Your answer must be every line of the data that holds the string "photo".

--- START ---

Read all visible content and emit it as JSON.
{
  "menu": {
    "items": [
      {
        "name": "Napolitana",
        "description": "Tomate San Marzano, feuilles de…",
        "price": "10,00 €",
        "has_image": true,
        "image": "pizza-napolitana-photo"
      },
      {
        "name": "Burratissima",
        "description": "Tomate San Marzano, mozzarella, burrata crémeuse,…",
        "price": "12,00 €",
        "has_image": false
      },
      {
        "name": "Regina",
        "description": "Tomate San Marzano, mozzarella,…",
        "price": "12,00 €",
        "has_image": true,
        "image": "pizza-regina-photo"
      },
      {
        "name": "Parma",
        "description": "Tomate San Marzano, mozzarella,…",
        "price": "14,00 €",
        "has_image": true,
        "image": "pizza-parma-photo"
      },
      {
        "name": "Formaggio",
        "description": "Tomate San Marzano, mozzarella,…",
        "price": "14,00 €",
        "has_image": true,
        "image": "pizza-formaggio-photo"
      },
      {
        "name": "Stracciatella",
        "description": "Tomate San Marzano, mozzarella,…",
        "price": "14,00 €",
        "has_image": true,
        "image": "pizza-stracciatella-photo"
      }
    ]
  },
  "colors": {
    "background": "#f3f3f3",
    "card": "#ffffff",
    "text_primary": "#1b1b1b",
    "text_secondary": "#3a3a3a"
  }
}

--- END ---
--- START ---

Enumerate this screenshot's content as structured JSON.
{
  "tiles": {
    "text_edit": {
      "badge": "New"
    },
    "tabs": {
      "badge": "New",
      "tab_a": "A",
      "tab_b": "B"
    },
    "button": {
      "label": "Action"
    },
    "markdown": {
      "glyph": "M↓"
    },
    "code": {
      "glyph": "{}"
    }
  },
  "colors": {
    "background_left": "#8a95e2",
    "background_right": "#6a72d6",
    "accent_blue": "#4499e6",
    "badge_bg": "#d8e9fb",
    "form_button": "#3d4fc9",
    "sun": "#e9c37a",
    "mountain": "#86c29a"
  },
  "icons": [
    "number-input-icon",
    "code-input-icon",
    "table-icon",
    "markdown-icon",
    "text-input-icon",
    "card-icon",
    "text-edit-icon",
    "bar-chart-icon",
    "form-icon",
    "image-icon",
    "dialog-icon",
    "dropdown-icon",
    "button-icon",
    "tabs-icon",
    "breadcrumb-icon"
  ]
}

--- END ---

# WORKED SOLUTION:
        "image": "pizza-napolitana-photo"
        "image": "pizza-regina-photo"
        "image": "pizza-parma-photo"
        "image": "pizza-formaggio-photo"
        "image": "pizza-stracciatella-photo"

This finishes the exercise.